proud in doing so. Setting a standard of respect,
pride and responsibility for the
young lady he protects and loves.
13. Fathers, promote education in the household.
Reading should come before video
games, television or play time.
14. Fathers, talk to their children about drugs
and sex before the street or television does.
15. Fathers, do not whine about what "HIS" daddy
did not do for him, but follow a model
indicative of Godly men and accountability.
16. Fathers, do not blame where he came from for
his short-comings. He focuses on
where he is going in a positive direction.
17. Fathers, takes time to visit their children's
school and talk to teachers about their
children's progress, strengths, and challenges.
18. Fathers, will happily sacrifice for their
family, showing how God’s love sacrificed
for all of us.
19. Fathers, accept responsibility for their
children's actions. Remembering that
“the apple does not fall far from the tree.”
Fathers recognize and work to stop
generational curses so a new and positive direction
is made for his children.
20. Fathers, will visit their children and spend
time with them even though he
may not be present in the home. A true father takes
responsibility for a life that
they helped create and a true mother/woman allows
the father to do this and
puts her feelings aside to allow a father to be a
21. Fathers, aren't afraid to show love to their
children, children still need reinforcement
that they are loved and respected by their father.
Love cannot be bought, bartered,compromised, sold,
exchanged. Love is a action word and actions speak
louder than words.
22. Fathers, spend time just being together with
their children and doing things their
children like and will remember doing.
23. Fathers, teach your child to be responsible
and accountable for their actions. Not to
blame others for their actions or think they are
owed anything. Respect is always earned.
24. Fathers must teach and model respect to women
for their sons and respect to men
by their daughters. Sex must be taken seriously
not as a game, violence is not
acceptable by men or women. Fathers must lead in
the understanding of this.
25. Fathers must teach respect, honor, and fear
of the Lord.

A truly humble man is sensible of his natural
distance from God; of his dependence on Him;
of the insufficiency of his own power and wisdom;

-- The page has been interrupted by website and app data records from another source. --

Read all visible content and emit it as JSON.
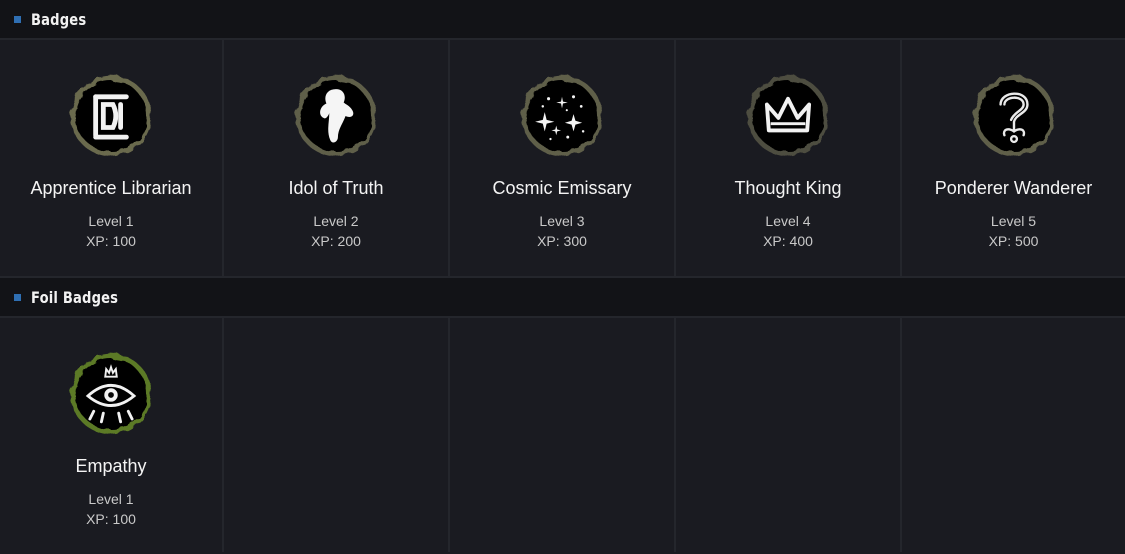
{
  "sections": {
    "badges": {
      "title": "Badges",
      "items": [
        {
          "name": "Apprentice Librarian",
          "level": "Level 1",
          "xp": "XP: 100",
          "icon": "book-glyph-icon"
        },
        {
          "name": "Idol of Truth",
          "level": "Level 2",
          "xp": "XP: 200",
          "icon": "ghost-figure-icon"
        },
        {
          "name": "Cosmic Emissary",
          "level": "Level 3",
          "xp": "XP: 300",
          "icon": "stars-icon"
        },
        {
          "name": "Thought King",
          "level": "Level 4",
          "xp": "XP: 400",
          "icon": "crown-icon"
        },
        {
          "name": "Ponderer Wanderer",
          "level": "Level 5",
          "xp": "XP: 500",
          "icon": "question-plant-icon"
        }
      ]
    },
    "foil_badges": {
      "title": "Foil Badges",
      "items": [
        {
          "name": "Empathy",
          "level": "Level 1",
          "xp": "XP: 100",
          "icon": "eye-icon"
        }
      ]
    }
  },
  "colors": {
    "background": "#1a1b21",
    "header_background": "#121317",
    "divider": "#24262c",
    "section_marker": "#2f6fb3",
    "badge_rim": "#6b6a4e",
    "foil_rim": "#6f9a2a"
  }
}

and that it is by God's power that he is upheld
and provided for, and that he needs God's wisdom
to lead and guide him, and His might to enable
him to do what he ought to do for Him.
Edwards, Jonathan